Continuing the rhythmic assault, 2 Forms of Anger recapitulates the deep Krautrock drones of yore with flashes of metallic guitar and synth. The aggression in the album blows out on Horse, whose intense breakbeats prove Eno worthy of his new electro record label. There are clunkers here too, mainly in the middle of the album: the 8-bit foolery of Bone Jumpand the messy Dust Shuffle. Paleosonic features stellar guitar work but more Nintendo crumminess. As the album begins to wind down, Lesser Heaven, Emerald and Stone (its gorgeous swirling piano arpeggios an album highlight), and Written, Forgotten head skyward again, into the pretty pink clouds of twilight. The eight-minute cruiser Late Antropocene and finale, Invisible, find Eno at his most spaced, with meandering melodies gliding along next to constant, calming drones.

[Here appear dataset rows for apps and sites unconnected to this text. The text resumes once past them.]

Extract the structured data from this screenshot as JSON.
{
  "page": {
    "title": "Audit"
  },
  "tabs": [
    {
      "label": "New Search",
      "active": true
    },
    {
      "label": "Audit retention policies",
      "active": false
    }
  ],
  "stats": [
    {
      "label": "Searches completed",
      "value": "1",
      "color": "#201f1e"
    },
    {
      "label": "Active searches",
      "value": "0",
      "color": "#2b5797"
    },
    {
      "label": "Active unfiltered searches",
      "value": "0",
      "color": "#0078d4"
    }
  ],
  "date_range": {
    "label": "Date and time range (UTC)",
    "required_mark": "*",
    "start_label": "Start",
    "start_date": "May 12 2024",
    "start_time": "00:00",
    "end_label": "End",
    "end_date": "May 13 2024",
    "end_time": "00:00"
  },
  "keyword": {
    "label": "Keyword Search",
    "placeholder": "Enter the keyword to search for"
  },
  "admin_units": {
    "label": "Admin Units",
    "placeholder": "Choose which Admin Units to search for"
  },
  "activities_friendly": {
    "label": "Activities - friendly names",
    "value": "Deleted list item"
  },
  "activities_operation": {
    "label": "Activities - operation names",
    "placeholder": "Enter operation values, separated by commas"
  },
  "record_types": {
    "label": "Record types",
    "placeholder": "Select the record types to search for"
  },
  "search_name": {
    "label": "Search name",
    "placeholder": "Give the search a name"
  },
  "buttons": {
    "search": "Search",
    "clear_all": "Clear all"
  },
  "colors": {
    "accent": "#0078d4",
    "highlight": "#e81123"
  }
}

Many have expressed excitement at Eno's move to the Warp record label, long a home to electronic innovators, most of whom are in some way indebted to him. It's a canny piece of positioning on Eno's part, the geezer who's still playing around, still hip. Small Craft is neither a return to form nor a novel excursion, and it needn't be either. It's simply an intriguing new release from one of music's great inventors, and a fine way to spend 55 minutes of one's day. The weight often placed on Eno obscures his playfulness, his flaws, and his energy for creation, all of which are far more interesting than his reputation for genius.
A good counterpoint is Eno's old Roxy Music bandmate Bryan Ferry, who has also released a new album, Olympia. From its pin-up cover art to musical palette to song titles (Heartache by Numbers, Alphaville) it is barely distinguishable from any Ferry record since Avalon. He's not one for having many new ideas, but plenty of great music has been made by artists with one good idea iterated ad infinitum. Yet the deliberateness of Olympia makes it feel somehow soulless and hollow.
Talk about collaboration; Ferry lined up Eno and fellow former Roxy-ers Phil Manzanera and Andrew Mackay, along with Jonny Greenwood, Nile Rodgers, David Gilmour, Flea, Scissor Sisters and Groove Armada. Dave Stewart helped out with songwriting and playing. The result is a rather grand mess. Ferry's voice isn't what it used to be, but it's still the best asset on the album, especially on the towering cover of Tim Buckley's Song to the Siren. Ferry seems petrified by irrelevance, and, as ever, fully focused on his image. What's great and inspiring about Small Craft is that it doesn't care if it gets everything right. Eno doesn't know how to worry about the kinds of posturing and calculation that has defined his old bandmate's career. He's too busy thinking about what to make next.
J Gabriel Boylan is an assistant editor at Harper's Magazine and has written on music and books for The Nation, Spin and The Boston Globe.